■ **Records for processing**:

== Segment start ==

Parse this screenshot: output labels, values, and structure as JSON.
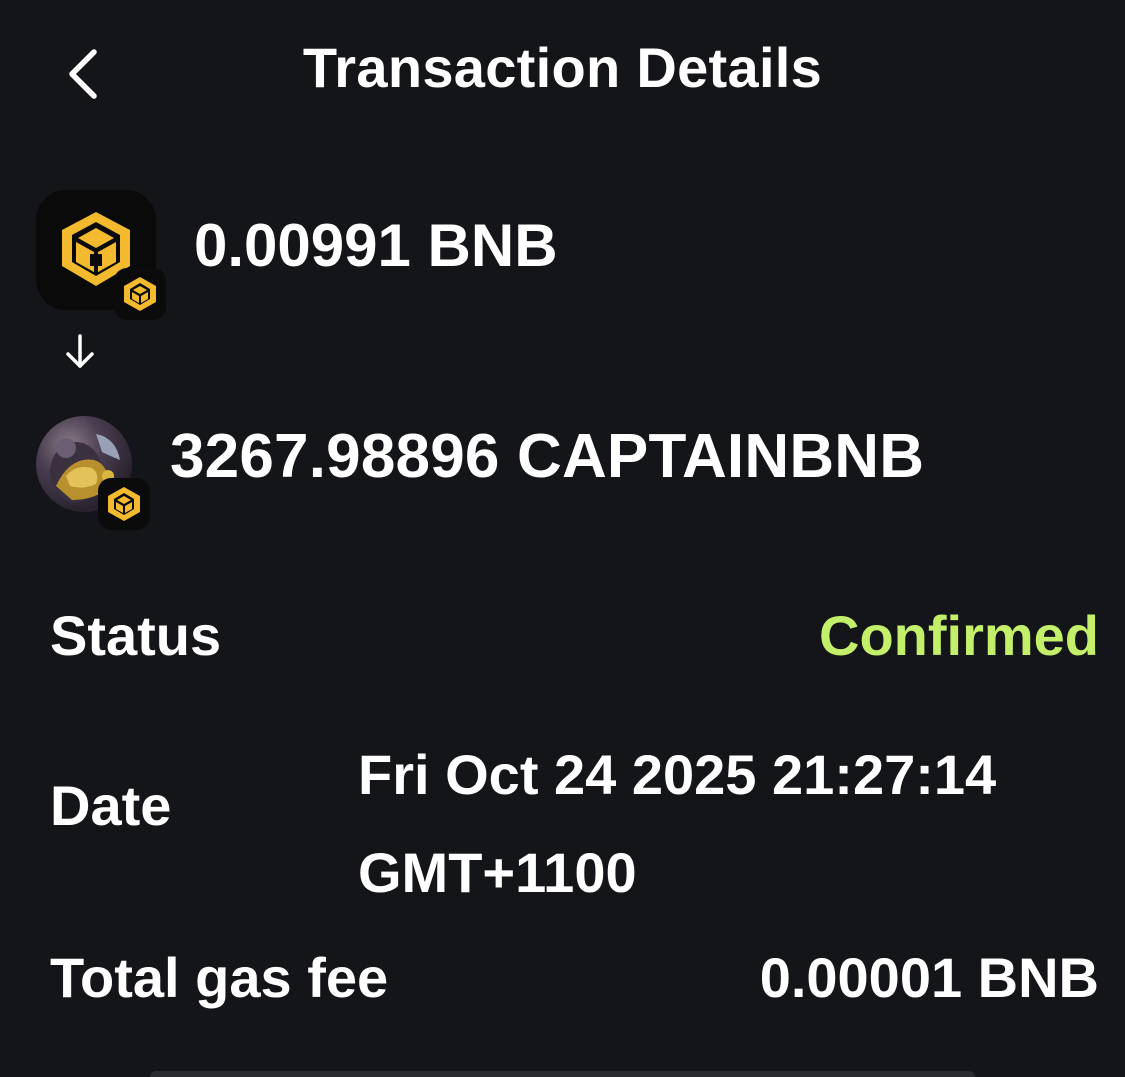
{
  "header": {
    "title": "Transaction Details",
    "back_icon": "chevron-left-icon"
  },
  "swap": {
    "from": {
      "amount": "0.00991 BNB",
      "token_icon": "bnb-icon",
      "chain_icon": "bnb-chain-icon"
    },
    "arrow_icon": "arrow-down-icon",
    "to": {
      "amount": "3267.98896 CAPTAINBNB",
      "token_icon": "captainbnb-avatar",
      "chain_icon": "bnb-chain-icon"
    }
  },
  "details": {
    "status_label": "Status",
    "status_value": "Confirmed",
    "date_label": "Date",
    "date_value": "Fri Oct 24 2025 21:27:14 GMT+1100",
    "gas_label": "Total gas fee",
    "gas_value": "0.00001 BNB"
  },
  "colors": {
    "background": "#141518",
    "text": "#ffffff",
    "status_confirmed": "#c4ef6b",
    "bnb_gold": "#f3ba2f"
  }
}
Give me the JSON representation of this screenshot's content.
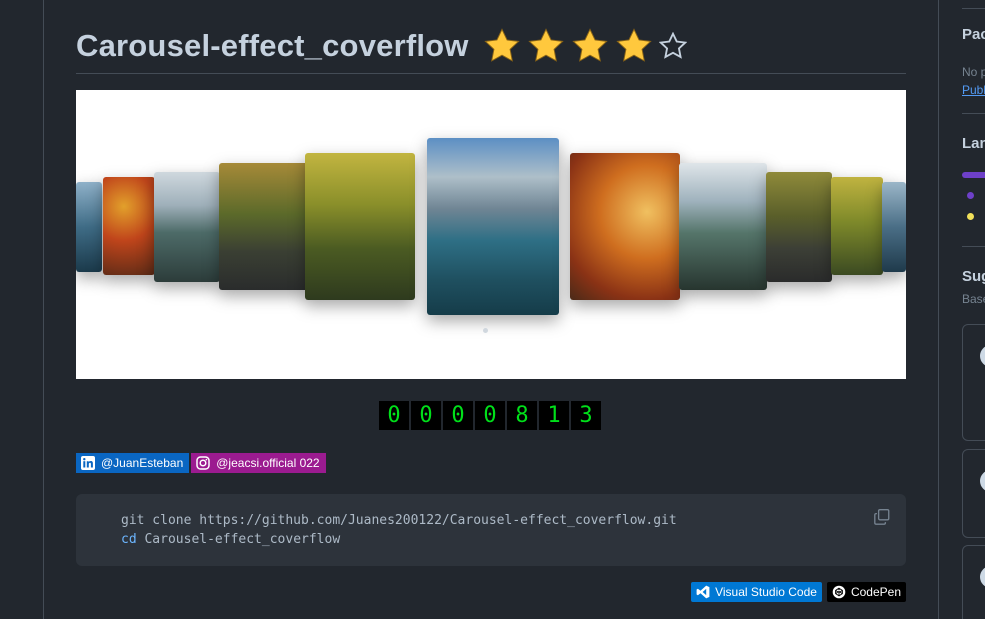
{
  "readme": {
    "title": "Carousel-effect_coverflow",
    "rating": {
      "filled": 4,
      "total": 5
    }
  },
  "carousel": {
    "slides": 11,
    "active_index": 0
  },
  "visitor_counter": {
    "digits": [
      "0",
      "0",
      "0",
      "0",
      "8",
      "1",
      "3"
    ]
  },
  "social_badges": {
    "linkedin": "@JuanEsteban",
    "instagram": "@jeacsi.official 022"
  },
  "code": {
    "line1": "git clone https://github.com/Juanes200122/Carousel-effect_coverflow.git",
    "line2_keyword": "cd",
    "line2_rest": " Carousel-effect_coverflow"
  },
  "tool_badges": {
    "vscode": "Visual Studio Code",
    "codepen": "CodePen"
  },
  "sidebar": {
    "packages_heading": "Pac",
    "packages_text": "No p",
    "packages_link": "Publ",
    "languages_heading": "Lan",
    "suggested_heading": "Sug",
    "suggested_sub": "Base",
    "colors": {
      "lang1": "#6e40c9",
      "lang2": "#f1e05a"
    }
  },
  "colors": {
    "background": "#22272e",
    "star": "#ffc83d",
    "counter_digit": "#00e01a",
    "linkedin": "#0a66c2",
    "instagram": "#9b1b90",
    "vscode": "#0078d4"
  }
}
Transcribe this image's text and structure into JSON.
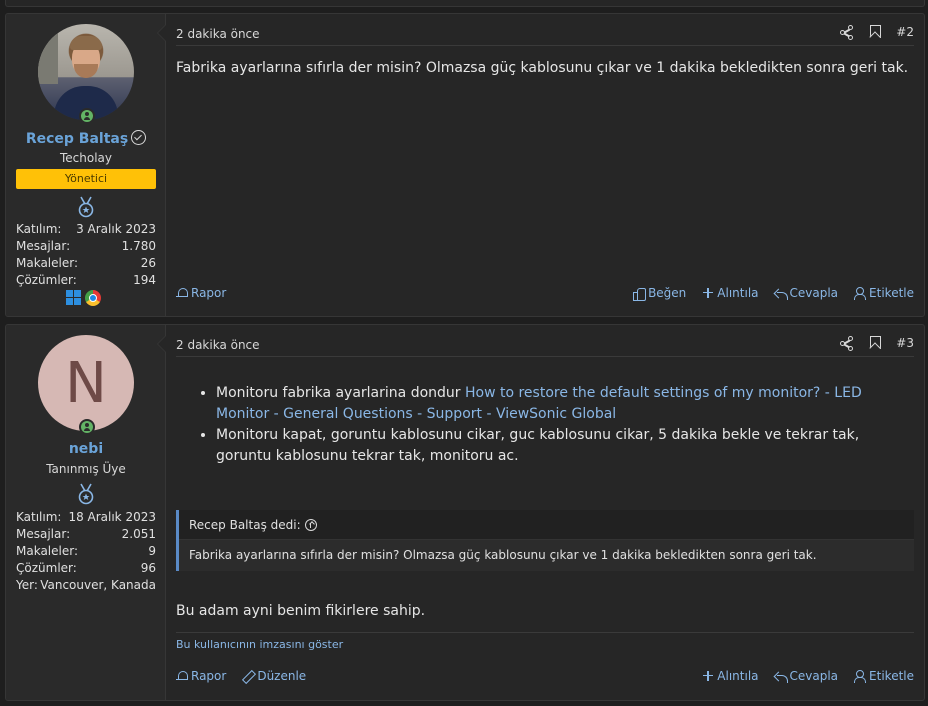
{
  "posts": [
    {
      "user": {
        "name": "Recep Baltaş",
        "title": "Techolay",
        "role": "Yönetici",
        "stats": [
          {
            "label": "Katılım:",
            "value": "3 Aralık 2023"
          },
          {
            "label": "Mesajlar:",
            "value": "1.780"
          },
          {
            "label": "Makaleler:",
            "value": "26"
          },
          {
            "label": "Çözümler:",
            "value": "194"
          }
        ]
      },
      "time": "2 dakika önce",
      "number": "#2",
      "message": "Fabrika ayarlarına sıfırla der misin? Olmazsa güç kablosunu çıkar ve 1 dakika bekledikten sonra geri tak.",
      "footer": {
        "report": "Rapor",
        "like": "Beğen",
        "quote": "Alıntıla",
        "reply": "Cevapla",
        "tag": "Etiketle"
      }
    },
    {
      "user": {
        "avatar_letter": "N",
        "name": "nebi",
        "title": "Tanınmış Üye",
        "stats": [
          {
            "label": "Katılım:",
            "value": "18 Aralık 2023"
          },
          {
            "label": "Mesajlar:",
            "value": "2.051"
          },
          {
            "label": "Makaleler:",
            "value": "9"
          },
          {
            "label": "Çözümler:",
            "value": "96"
          },
          {
            "label": "Yer:",
            "value": "Vancouver, Kanada"
          }
        ]
      },
      "time": "2 dakika önce",
      "number": "#3",
      "list": {
        "item1_text": "Monitoru fabrika ayarlarina dondur ",
        "item1_link": "How to restore the default settings of my monitor? - LED Monitor - General Questions - Support - ViewSonic Global",
        "item2_text": "Monitoru kapat, goruntu kablosunu cikar, guc kablosunu cikar, 5 dakika bekle ve tekrar tak, goruntu kablosunu tekrar tak, monitoru ac."
      },
      "quote": {
        "author": "Recep Baltaş dedi:",
        "text": "Fabrika ayarlarına sıfırla der misin? Olmazsa güç kablosunu çıkar ve 1 dakika bekledikten sonra geri tak."
      },
      "message": "Bu adam ayni benim fikirlere sahip.",
      "signature_link": "Bu kullanıcının imzasını göster",
      "footer": {
        "report": "Rapor",
        "edit": "Düzenle",
        "quote": "Alıntıla",
        "reply": "Cevapla",
        "tag": "Etiketle"
      }
    }
  ],
  "colors": {
    "background": "#1e1e1e",
    "panel": "#262626",
    "link": "#8ab7e6",
    "username": "#6aa3d8",
    "role_badge": "#ffc107",
    "online": "#63b365"
  }
}
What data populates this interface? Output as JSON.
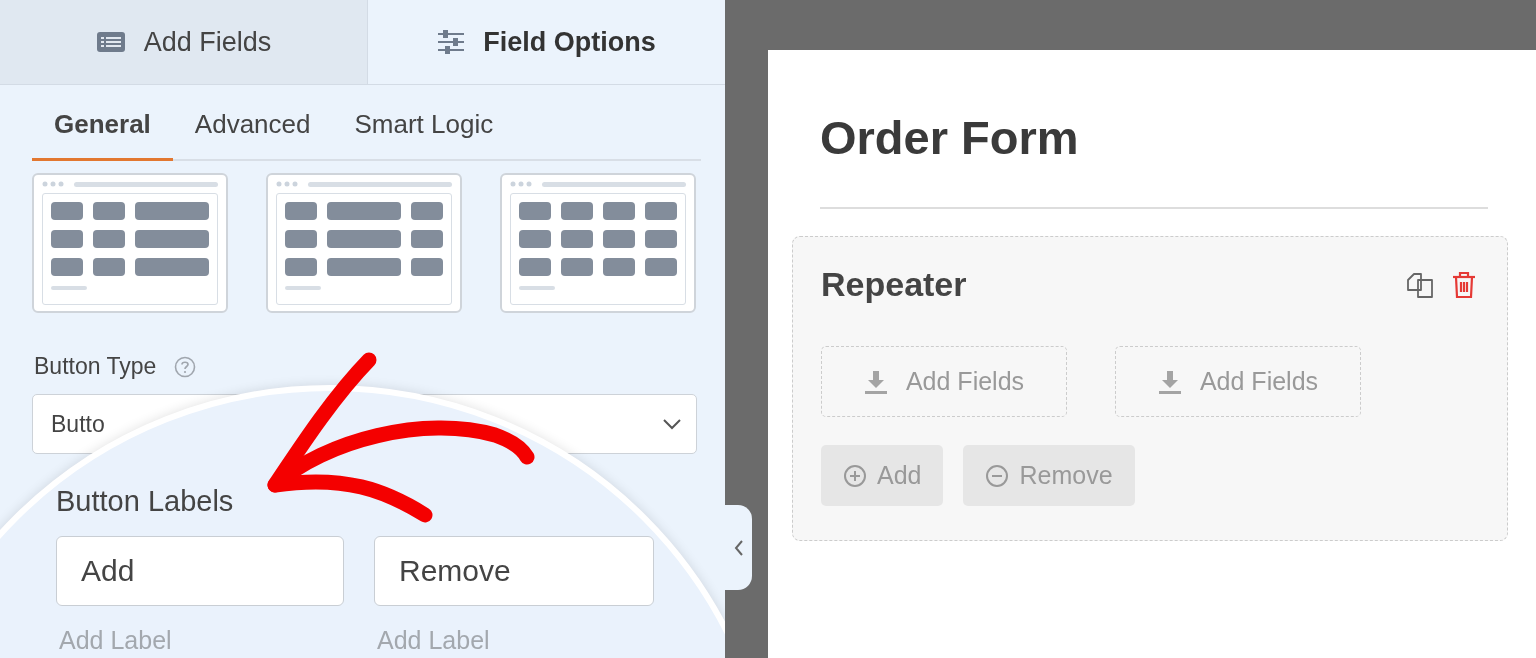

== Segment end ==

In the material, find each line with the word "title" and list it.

    "title": "Transaction Details",
    "title": "Carousel-effect_coverflow",
        "title": "Techolay",
        "title": "Tanınmış Üye",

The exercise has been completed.